As Hurricane Irene approached Cape Cod in August 2011, scientists at Woods Hole Oceanographic Institution wanted to record how sand and sediment is transported during storms. They made devices using ladies’ nylon stockings. Leah Fine (left), an undergraduate Summer Student Fellow, and WHOI postdoctoral investigator Andrea Hawkes install their makeshift sand-catchers on signs and telephones along the barrier beach on Surf Drive in Woods Hole. (Tom Kleindinst, Woods Hole Oceanographic Institution)

Meanwhile, another WHOI postodoctoral fellow, Pete van Hengstum, deployed sediment traps made out of soda bottles to measure sediment transported by the storm into ponds behind barrier beaches. (Ken Kostel, Woods Hole Oceanographic Institution)

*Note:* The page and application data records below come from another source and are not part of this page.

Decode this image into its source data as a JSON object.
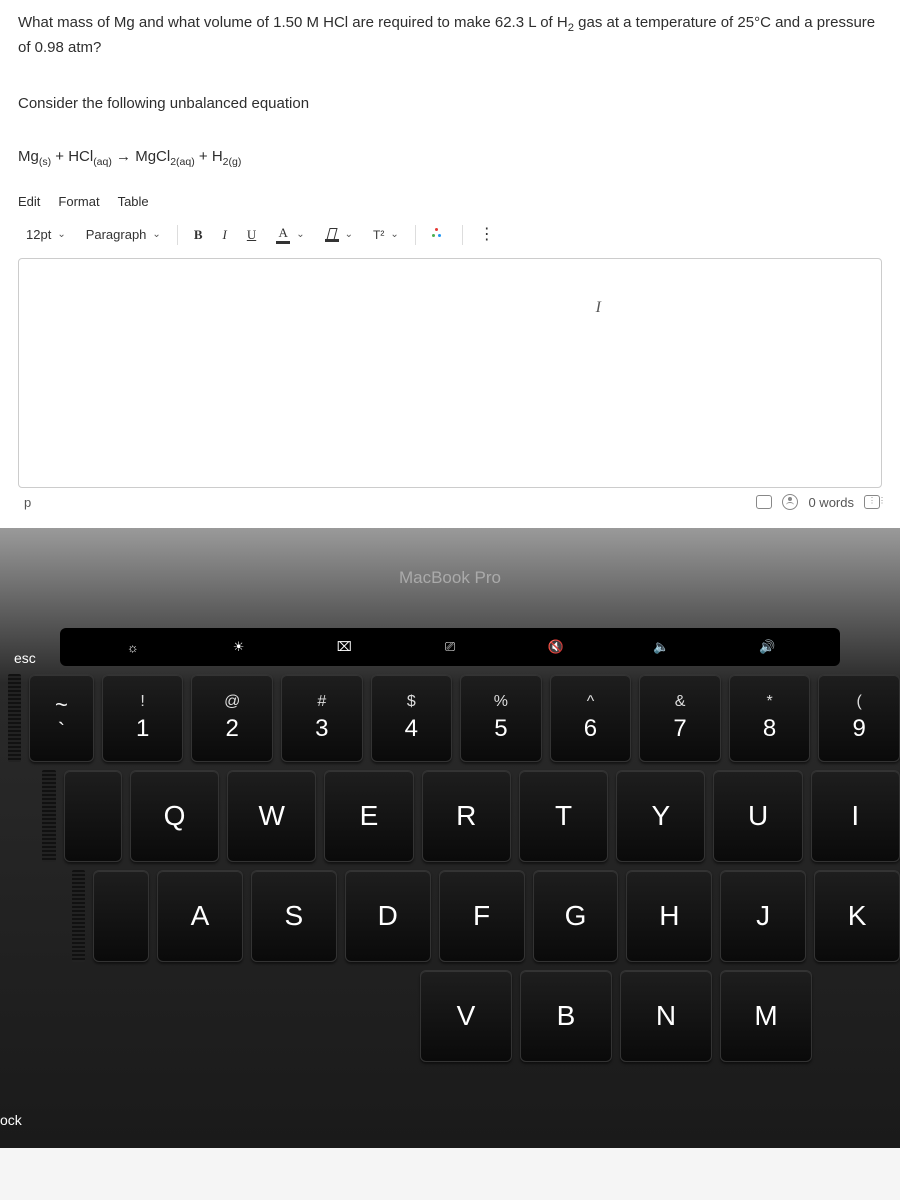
{
  "question_html": "What mass of Mg and what volume of 1.50 M HCl are required to make 62.3 L of H<sub>2</sub> gas at a temperature of 25°C and a pressure of 0.98 atm?",
  "instruction": "Consider the following unbalanced equation",
  "equation_html": "Mg<sub>(s)</sub>  +  HCl<sub>(aq)</sub>  →   MgCl<sub>2(aq)</sub>   +   H<sub>2(g)</sub>",
  "tabs": {
    "edit": "Edit",
    "format": "Format",
    "table": "Table"
  },
  "toolbar": {
    "font_size": "12pt",
    "paragraph": "Paragraph",
    "bold": "B",
    "italic": "I",
    "underline": "U",
    "text_color": "A",
    "superscript": "T²",
    "more": "⋮"
  },
  "cursor_char": "I",
  "status": {
    "p": "p",
    "words": "0 words"
  },
  "laptop_label": "MacBook Pro",
  "touchbar": {
    "esc": "esc",
    "icons": [
      "☼",
      "☀",
      "⌧",
      "⎚",
      "🔇",
      "🔈",
      "🔊"
    ]
  },
  "row1": [
    {
      "u": "!",
      "l": "1"
    },
    {
      "u": "@",
      "l": "2"
    },
    {
      "u": "#",
      "l": "3"
    },
    {
      "u": "$",
      "l": "4"
    },
    {
      "u": "%",
      "l": "5"
    },
    {
      "u": "^",
      "l": "6"
    },
    {
      "u": "&",
      "l": "7"
    },
    {
      "u": "*",
      "l": "8"
    },
    {
      "u": "(",
      "l": "9"
    }
  ],
  "row2": [
    "Q",
    "W",
    "E",
    "R",
    "T",
    "Y",
    "U",
    "I"
  ],
  "row3": [
    "A",
    "S",
    "D",
    "F",
    "G",
    "H",
    "J",
    "K"
  ],
  "row4": [
    "V",
    "B",
    "N",
    "M"
  ],
  "tilde": {
    "u": "~",
    "l": "`"
  },
  "ock": "ock"
}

Hurrying to make their sediment traps in the days before Hurricane Irene approached, “we put a lot of soda down the drain,” van Hengstum joked. (Courtesy of Peter van Hengstum, Woods Hole Oceanographic Institution)

Sand and sediment from the beach, mobilized by storm surges and winds, piled onto Surf Drive during the storm, which was downgraded from a hurricane to a tropical storm by the time it reached Cape Cod. (Courtesy of Andrea Hawkes, Woods Hole Oceanographic Instituion)

The scientists installed 30 sand-catchers along the beach and 30 more sediment traps in shoreline ponds. The humble devices worked well, collecting the data scientist that quantified how much sand is transported by a tropical storm. (Michael Toomey and Richard Sullivan, Woods Hole Oceanographic Institution)